_DATA SUPPLIED_
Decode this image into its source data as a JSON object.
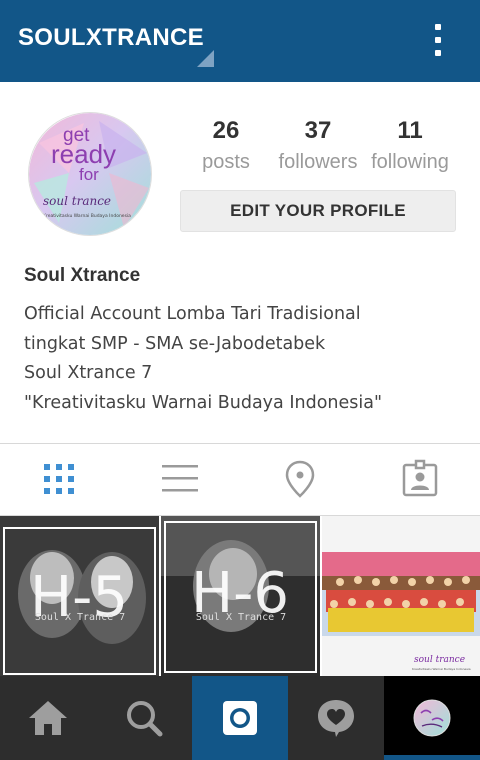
{
  "header": {
    "username": "SOULXTRANCE",
    "menu_icon": "overflow-menu-icon",
    "background": "#125688"
  },
  "profile": {
    "avatar": {
      "line1": "get",
      "line2": "ready",
      "line3": "for",
      "brand": "soul trance",
      "tagline": "Kreativitasku Warnai Budaya Indonesia"
    },
    "stats": [
      {
        "value": "26",
        "label": "posts"
      },
      {
        "value": "37",
        "label": "followers"
      },
      {
        "value": "11",
        "label": "following"
      }
    ],
    "edit_button": "EDIT YOUR PROFILE",
    "full_name": "Soul Xtrance",
    "bio": [
      "Official Account Lomba Tari Tradisional",
      "tingkat SMP - SMA se-Jabodetabek",
      "Soul Xtrance 7",
      "\"Kreativitasku Warnai Budaya Indonesia\""
    ]
  },
  "view_tabs": [
    {
      "icon": "grid-icon",
      "active": true
    },
    {
      "icon": "list-icon",
      "active": false
    },
    {
      "icon": "location-pin-icon",
      "active": false
    },
    {
      "icon": "tagged-photos-icon",
      "active": false
    }
  ],
  "posts": [
    {
      "countdown": "H-5",
      "caption": "Soul X Trance 7"
    },
    {
      "countdown": "H-6",
      "caption": "Soul X Trance 7"
    },
    {
      "brand": "soul trance",
      "tagline": "Kreativitasku Warnai Budaya Indonesia"
    }
  ],
  "bottom_nav": [
    {
      "icon": "home-icon"
    },
    {
      "icon": "search-icon"
    },
    {
      "icon": "camera-icon",
      "active_color": "#125688"
    },
    {
      "icon": "activity-heart-icon"
    },
    {
      "icon": "profile-avatar-icon",
      "active": true
    }
  ]
}
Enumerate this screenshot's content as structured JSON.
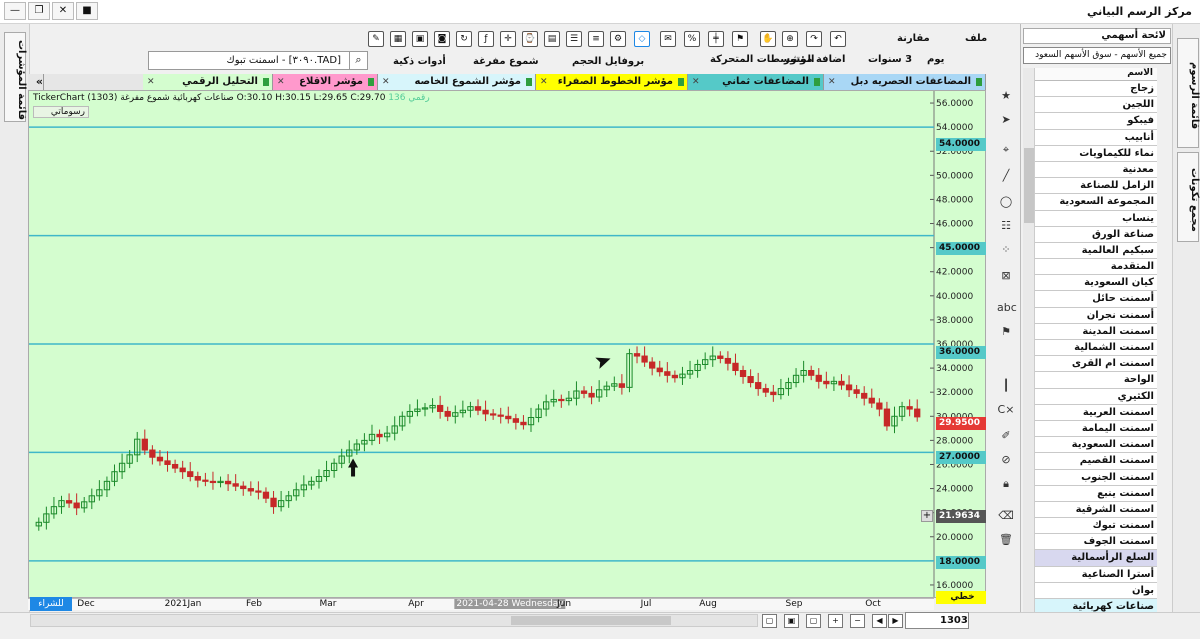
{
  "window": {
    "title": "مركز الرسم البياني",
    "minimize_icon": "minimize-icon",
    "restore_icon": "restore-icon",
    "camera_icon": "camera-icon"
  },
  "toolbar_top": {
    "file": "ملف",
    "compare": "مقارنة",
    "duration": "3 سنوات",
    "interval": "يوم",
    "add_indicator": "اضافة مؤشر",
    "moving_averages": "المتوسطات المتحركة"
  },
  "toolbar_second": {
    "volume_profile": "بروفايل الحجم",
    "hollow_candles": "شموع مفرغة",
    "smart_tools": "أدوات ذكية",
    "search_value": "[TAD.٣٠٩٠] - اسمنت تبوك"
  },
  "chart_tabs": [
    {
      "label": "المضاعفات الحصريه دبل",
      "color": "#a9d7f5"
    },
    {
      "label": "المضاعفات  ثماني",
      "color": "#55c9c8"
    },
    {
      "label": "مؤشر الخطوط الصفراء",
      "color": "#ffff00"
    },
    {
      "label": "مؤشر الشموع الخاصه",
      "color": "#d7f5fb"
    },
    {
      "label": "مؤشر الاقلاع",
      "color": "#ff99cc"
    },
    {
      "label": "التحليل الرقمي",
      "color": "#d4fdcf"
    }
  ],
  "chart_header": {
    "brand": "TickerChart",
    "info": "صناعات كهربائية شموع مفرغة (1303) O:30.10 H:30.15 L:29.65 C:29.70",
    "code": "رقمي 136",
    "pane_label": "رسوماتي"
  },
  "chart_data": {
    "type": "candlestick",
    "symbol": "1303",
    "x_ticks": [
      "Dec",
      "2021Jan",
      "Feb",
      "Mar",
      "Apr",
      "2021-04-28 Wednesday",
      "Jun",
      "Jul",
      "Aug",
      "Sep",
      "Oct"
    ],
    "y_ticks": [
      16,
      18,
      20,
      22,
      24,
      26,
      28,
      30,
      32,
      34,
      36,
      38,
      40,
      42,
      44,
      46,
      48,
      50,
      52,
      54,
      56
    ],
    "ylim": [
      15,
      57
    ],
    "horizontal_lines": [
      54,
      45,
      36,
      27,
      18
    ],
    "last_price": 29.95,
    "crosshair_price": 21.9634,
    "close_series": [
      21.2,
      21.9,
      22.5,
      23.0,
      22.8,
      22.4,
      22.9,
      23.4,
      23.9,
      24.6,
      25.4,
      26.1,
      26.8,
      28.1,
      27.2,
      26.6,
      26.3,
      26.0,
      25.7,
      25.4,
      25.0,
      24.7,
      24.6,
      24.5,
      24.6,
      24.4,
      24.2,
      24.0,
      23.8,
      23.7,
      23.2,
      22.5,
      23.0,
      23.4,
      23.9,
      24.3,
      24.6,
      25.0,
      25.5,
      26.1,
      26.7,
      27.2,
      27.7,
      28.0,
      28.5,
      28.3,
      28.6,
      29.2,
      30.0,
      30.4,
      30.6,
      30.7,
      30.9,
      30.4,
      30.0,
      30.3,
      30.5,
      30.8,
      30.5,
      30.2,
      30.1,
      30.0,
      29.8,
      29.5,
      29.3,
      29.9,
      30.6,
      31.2,
      31.4,
      31.3,
      31.5,
      32.1,
      31.9,
      31.6,
      32.2,
      32.5,
      32.7,
      32.4,
      35.2,
      35.0,
      34.5,
      34.0,
      33.7,
      33.4,
      33.2,
      33.5,
      33.8,
      34.3,
      34.7,
      35.0,
      34.8,
      34.4,
      33.8,
      33.3,
      32.8,
      32.3,
      32.0,
      31.8,
      32.3,
      32.8,
      33.4,
      33.8,
      33.4,
      32.9,
      32.7,
      32.9,
      32.6,
      32.2,
      31.9,
      31.5,
      31.1,
      30.6,
      29.2,
      30.0,
      30.8,
      30.6,
      29.95
    ],
    "annotations": [
      "arrow-up near Mar",
      "arrow near Jul"
    ]
  },
  "price_labels": {
    "p54": "54.0000",
    "p45": "45.0000",
    "p36": "36.0000",
    "p27": "27.0000",
    "p18": "18.0000",
    "last": "29.9500",
    "cross": "21.9634",
    "line_label": "خطي"
  },
  "right_panel": {
    "header": "لائحة أسهمي",
    "market_select": "جميع الأسهم - سوق الأسهم السعود",
    "column_header": "الاسم",
    "items": [
      "زجاج",
      "اللجين",
      "فيبكو",
      "أنابيب",
      "نماء للكيماويات",
      "معدنية",
      "الزامل للصناعة",
      "المجموعة السعودية",
      "ينساب",
      "صناعة الورق",
      "سبكيم العالمية",
      "المتقدمة",
      "كيان السعودية",
      "أسمنت حائل",
      "أسمنت نجران",
      "اسمنت المدينة",
      "اسمنت الشمالية",
      "اسمنت ام القرى",
      "الواحة",
      "الكثيري",
      "اسمنت العربية",
      "اسمنت اليمامة",
      "اسمنت السعودية",
      "اسمنت القصيم",
      "اسمنت الجنوب",
      "اسمنت ينبع",
      "اسمنت الشرقية",
      "اسمنت تبوك",
      "اسمنت الجوف",
      "السلع الرأسمالية",
      "أسترا الصناعية",
      "بوان",
      "صناعات كهربائية"
    ]
  },
  "side_tabs": {
    "left": "قائمة المؤشرات",
    "right_top": "قائمة الرسوم",
    "right_mid": "مجمع تكونات"
  },
  "bottom": {
    "bars_count": "1303",
    "draw_label": "للشراء"
  }
}
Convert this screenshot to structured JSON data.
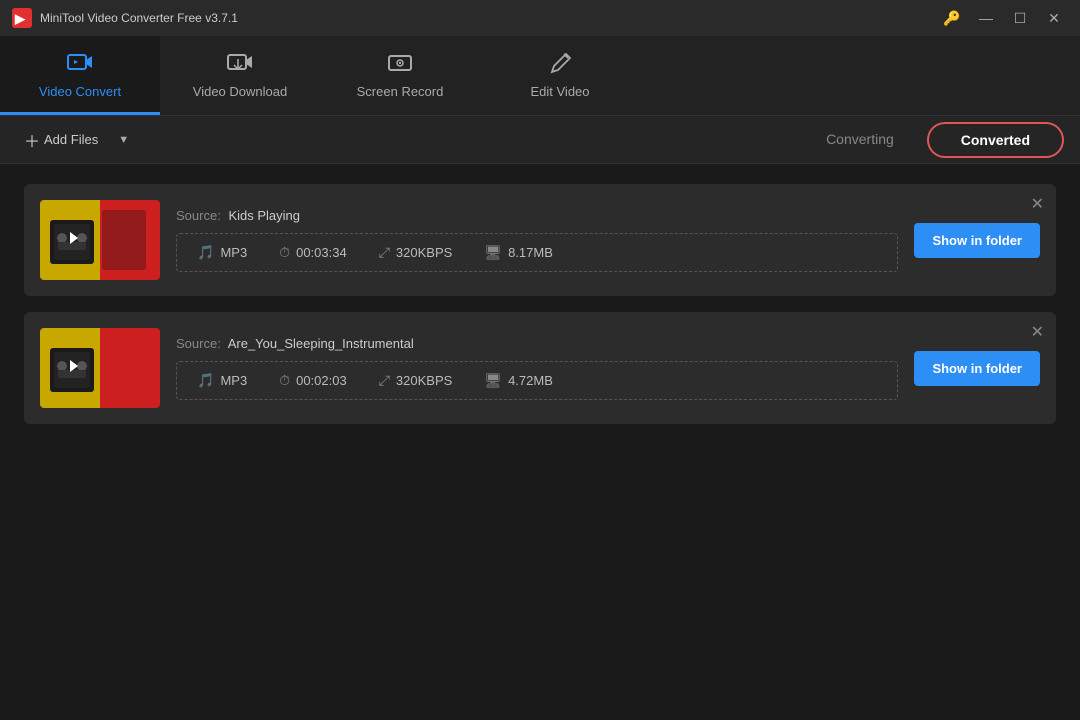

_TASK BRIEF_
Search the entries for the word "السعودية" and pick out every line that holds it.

_ANSWER TO THE PROBLEM_
      "المجموعة السعودية",
      "كيان السعودية",
      "اسمنت السعودية",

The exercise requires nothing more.